## Work to be completed
Look below for lines that hold the string "Topic" and copy each one.

————

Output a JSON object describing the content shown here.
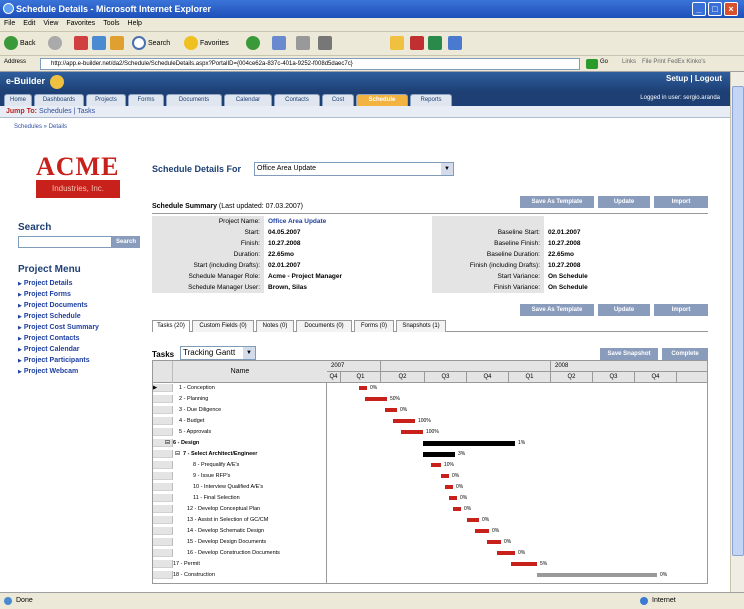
{
  "window": {
    "title": "Schedule Details - Microsoft Internet Explorer"
  },
  "menu": [
    "File",
    "Edit",
    "View",
    "Favorites",
    "Tools",
    "Help"
  ],
  "toolbar": {
    "back": "Back",
    "search": "Search",
    "favorites": "Favorites"
  },
  "address": {
    "label": "Address",
    "url": "http://app.e-builder.net/da2/Schedule/ScheduleDetails.aspx?PortalID={004ce62a-837c-401a-9252-f008d5daec7c}",
    "go": "Go",
    "links": "Links",
    "extra": "File Print FedEx Kinko's"
  },
  "site": {
    "logo": "e-Builder",
    "setup_logout": "Setup | Logout",
    "tabs": [
      "Home",
      "Dashboards",
      "Projects",
      "Forms",
      "Documents",
      "Calendar",
      "Contacts",
      "Cost",
      "Schedule",
      "Reports"
    ],
    "active_tab": "Schedule",
    "logged_in": "Logged in user: sergio.aranda",
    "jump_label": "Jump To:",
    "jump_links": "Schedules | Tasks",
    "breadcrumb": "Schedules » Details"
  },
  "left": {
    "logo_top": "ACME",
    "logo_bottom": "Industries, Inc.",
    "search_title": "Search",
    "search_button": "Search",
    "menu_title": "Project Menu",
    "menu_items": [
      "Project Details",
      "Project Forms",
      "Project Documents",
      "Project Schedule",
      "Project Cost Summary",
      "Project Contacts",
      "Project Calendar",
      "Project Participants",
      "Project Webcam"
    ]
  },
  "main": {
    "title": "Schedule Details For",
    "selected_schedule": "Office Area Update",
    "buttons": [
      "Save As Template",
      "Update",
      "Import"
    ],
    "summary_title": "Schedule Summary",
    "summary_updated": "(Last updated: 07.03.2007)",
    "summary_rows": [
      {
        "l": "Project Name:",
        "lv": "Office Area Update",
        "r": "",
        "rv": ""
      },
      {
        "l": "Start:",
        "lv": "04.05.2007",
        "r": "Baseline Start:",
        "rv": "02.01.2007"
      },
      {
        "l": "Finish:",
        "lv": "10.27.2008",
        "r": "Baseline Finish:",
        "rv": "10.27.2008"
      },
      {
        "l": "Duration:",
        "lv": "22.65mo",
        "r": "Baseline Duration:",
        "rv": "22.65mo"
      },
      {
        "l": "Start (including Drafts):",
        "lv": "02.01.2007",
        "r": "Finish (including Drafts):",
        "rv": "10.27.2008"
      },
      {
        "l": "Schedule Manager Role:",
        "lv": "Acme - Project Manager",
        "r": "Start Variance:",
        "rv": "On Schedule"
      },
      {
        "l": "Schedule Manager User:",
        "lv": "Brown, Silas",
        "r": "Finish Variance:",
        "rv": "On Schedule"
      }
    ],
    "subtabs": [
      "Tasks (20)",
      "Custom Fields (0)",
      "Notes (0)",
      "Documents (0)",
      "Forms (0)",
      "Snapshots (1)"
    ],
    "tasks_label": "Tasks",
    "tasks_view": "Tracking Gantt",
    "task_buttons": [
      "Save Snapshot",
      "Complete"
    ],
    "gantt_name_header": "Name",
    "years": [
      "2007",
      "2008"
    ],
    "quarters": [
      "Q4",
      "Q1",
      "Q2",
      "Q3",
      "Q4",
      "Q1",
      "Q2",
      "Q3",
      "Q4"
    ],
    "tasks": [
      {
        "name": "1 - Conception",
        "pct": "0%"
      },
      {
        "name": "2 - Planning",
        "pct": "50%"
      },
      {
        "name": "3 - Due Diligence",
        "pct": "0%"
      },
      {
        "name": "4 - Budget",
        "pct": "100%"
      },
      {
        "name": "5 - Approvals",
        "pct": "100%"
      },
      {
        "name": "6 - Design",
        "pct": "1%"
      },
      {
        "name": "7 - Select Architect/Engineer",
        "pct": "3%"
      },
      {
        "name": "8 - Prequalify A/E's",
        "pct": "10%"
      },
      {
        "name": "9 - Issue RFP's",
        "pct": "0%"
      },
      {
        "name": "10 - Interview Qualified A/E's",
        "pct": "0%"
      },
      {
        "name": "11 - Final Selection",
        "pct": "0%"
      },
      {
        "name": "12 - Develop Conceptual Plan",
        "pct": "0%"
      },
      {
        "name": "13 - Assist in Selection of GC/CM",
        "pct": "0%"
      },
      {
        "name": "14 - Develop Schematic Design",
        "pct": "0%"
      },
      {
        "name": "15 - Develop Design Documents",
        "pct": "0%"
      },
      {
        "name": "16 - Develop Construction Documents",
        "pct": "0%"
      },
      {
        "name": "17 - Permit",
        "pct": "5%"
      },
      {
        "name": "18 - Construction",
        "pct": "0%"
      }
    ]
  },
  "status": {
    "left": "Done",
    "right": "Internet"
  },
  "colors": {
    "titlebar": "#1d4fb8",
    "header": "#1d3f74",
    "active_tab": "#f2b340",
    "brand_red": "#c8201a",
    "bar_red": "#c8201a",
    "bar_black": "#000000"
  }
}
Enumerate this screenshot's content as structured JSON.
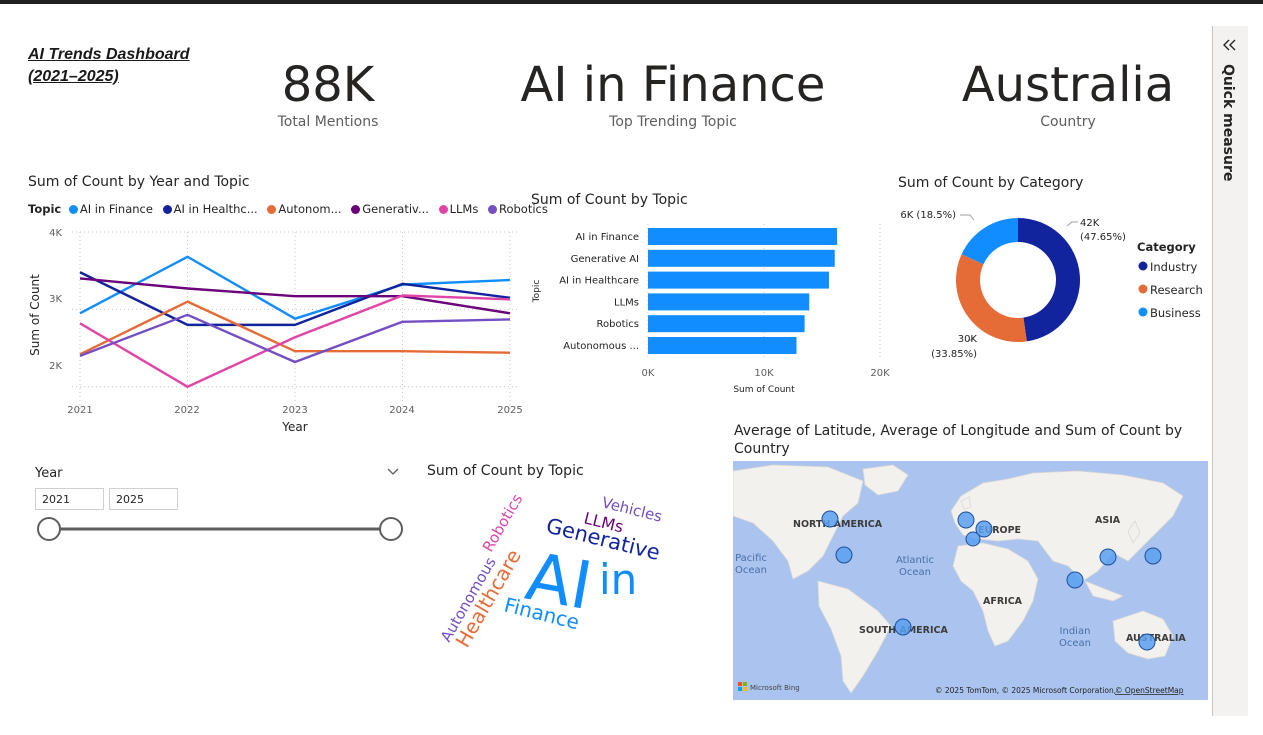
{
  "dashboard": {
    "title_line1": "AI Trends Dashboard ",
    "title_line2": "(2021–2025)"
  },
  "kpis": [
    {
      "value": "88K",
      "label": "Total Mentions"
    },
    {
      "value": "AI in Finance",
      "label": "Top Trending Topic"
    },
    {
      "value": "Australia",
      "label": "Country"
    }
  ],
  "quick_measure": {
    "label": "Quick measure",
    "collapse_icon": "double-chevron-left-icon"
  },
  "line_chart": {
    "title": "Sum of Count by Year and Topic",
    "legend_title": "Topic",
    "legend_items": [
      "AI in Finance",
      "AI in Healthc...",
      "Autonom...",
      "Generativ...",
      "LLMs",
      "Robotics"
    ],
    "xlabel": "Year",
    "ylabel": "Sum of Count",
    "x_ticks": [
      "2021",
      "2022",
      "2023",
      "2024",
      "2025"
    ],
    "y_ticks": [
      "4K",
      "3K",
      "2K"
    ]
  },
  "bar_chart": {
    "title": "Sum of Count by Topic",
    "ylabel": "Topic",
    "xlabel": "Sum of Count",
    "x_ticks": [
      "0K",
      "10K",
      "20K"
    ],
    "categories": [
      "AI in Finance",
      "Generative AI",
      "AI in Healthcare",
      "LLMs",
      "Robotics",
      "Autonomous ..."
    ]
  },
  "donut_chart": {
    "title": "Sum of Count by Category",
    "legend_title": "Category",
    "legend": [
      "Industry",
      "Research",
      "Business"
    ],
    "labels": [
      {
        "value": "42K",
        "pct": "(47.65%)"
      },
      {
        "value": "30K",
        "pct": "(33.85%)"
      },
      {
        "value": "16K (18.5%)"
      }
    ]
  },
  "slicer": {
    "title": "Year",
    "from": "2021",
    "to": "2025",
    "expand_icon": "chevron-down-icon",
    "range": [
      0,
      1
    ]
  },
  "wordcloud": {
    "title": "Sum of Count by Topic",
    "words": [
      "AI",
      "in",
      "Finance",
      "Generative",
      "LLMs",
      "Vehicles",
      "Robotics",
      "Autonomous",
      "Healthcare"
    ]
  },
  "map": {
    "title_line1": "Average of Latitude, Average of Longitude and Sum of Count by",
    "title_line2": "Country",
    "labels": [
      "NORTH AMERICA",
      "EUROPE",
      "ASIA",
      "Pacific",
      "Ocean",
      "Atlantic",
      "Ocean",
      "AFRICA",
      "SOUTH AMERICA",
      "Indian",
      "Ocean",
      "AUSTRALIA"
    ],
    "logo": "Microsoft Bing",
    "attribution": "© 2025 TomTom, © 2025 Microsoft Corporation, ",
    "attribution_link": "© OpenStreetMap"
  },
  "colors": {
    "ai_finance": "#118dff",
    "ai_healthcare": "#12239e",
    "autonomous": "#e66c37",
    "generative": "#6b007b",
    "llms": "#e044a7",
    "robotics": "#744ec2",
    "bar": "#118dff",
    "industry": "#12239e",
    "research": "#e66c37",
    "business": "#118dff"
  },
  "chart_data": [
    {
      "type": "line",
      "title": "Sum of Count by Year and Topic",
      "xlabel": "Year",
      "ylabel": "Sum of Count",
      "x": [
        2021,
        2022,
        2023,
        2024,
        2025
      ],
      "ylim": [
        1700,
        4000
      ],
      "grid": true,
      "legend_position": "top",
      "series": [
        {
          "name": "AI in Finance",
          "values": [
            2950,
            3680,
            2880,
            3320,
            3380
          ]
        },
        {
          "name": "AI in Healthc...",
          "values": [
            3480,
            2800,
            2800,
            3330,
            3150
          ]
        },
        {
          "name": "Autonom...",
          "values": [
            2420,
            3100,
            2460,
            2460,
            2440
          ]
        },
        {
          "name": "Generativ...",
          "values": [
            3400,
            3270,
            3170,
            3170,
            2950
          ]
        },
        {
          "name": "LLMs",
          "values": [
            2820,
            2000,
            2640,
            3180,
            3130
          ]
        },
        {
          "name": "Robotics",
          "values": [
            2400,
            2930,
            2320,
            2840,
            2870
          ]
        }
      ]
    },
    {
      "type": "bar",
      "orientation": "horizontal",
      "title": "Sum of Count by Topic",
      "xlabel": "Sum of Count",
      "ylabel": "Topic",
      "categories": [
        "AI in Finance",
        "Generative AI",
        "AI in Healthcare",
        "LLMs",
        "Robotics",
        "Autonomous ..."
      ],
      "values": [
        16300,
        16100,
        15600,
        13900,
        13500,
        12800
      ],
      "xlim": [
        0,
        20000
      ],
      "grid": true
    },
    {
      "type": "pie",
      "donut": true,
      "title": "Sum of Count by Category",
      "categories": [
        "Industry",
        "Research",
        "Business"
      ],
      "values": [
        42000,
        30000,
        16000
      ],
      "percent": [
        47.65,
        33.85,
        18.5
      ],
      "legend_position": "right"
    }
  ]
}
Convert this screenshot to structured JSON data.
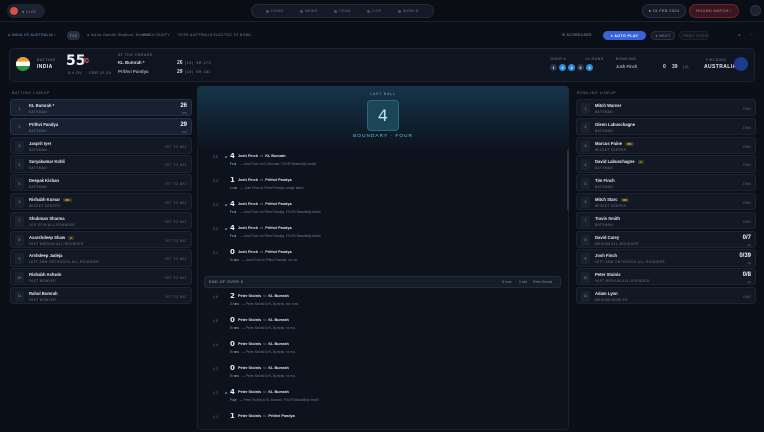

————

## Exercise solution
      "label": "Top Trending Topic"
    "title": "Sum of Count by Year and Topic",
    "legend_title": "Topic",
    "title": "Sum of Count by Topic",
    "ylabel": "Topic",
    "title": "Sum of Count by Topic",
      "title": "Sum of Count by Year and Topic",
      "title": "Sum of Count by Topic",
      "ylabel": "Topic",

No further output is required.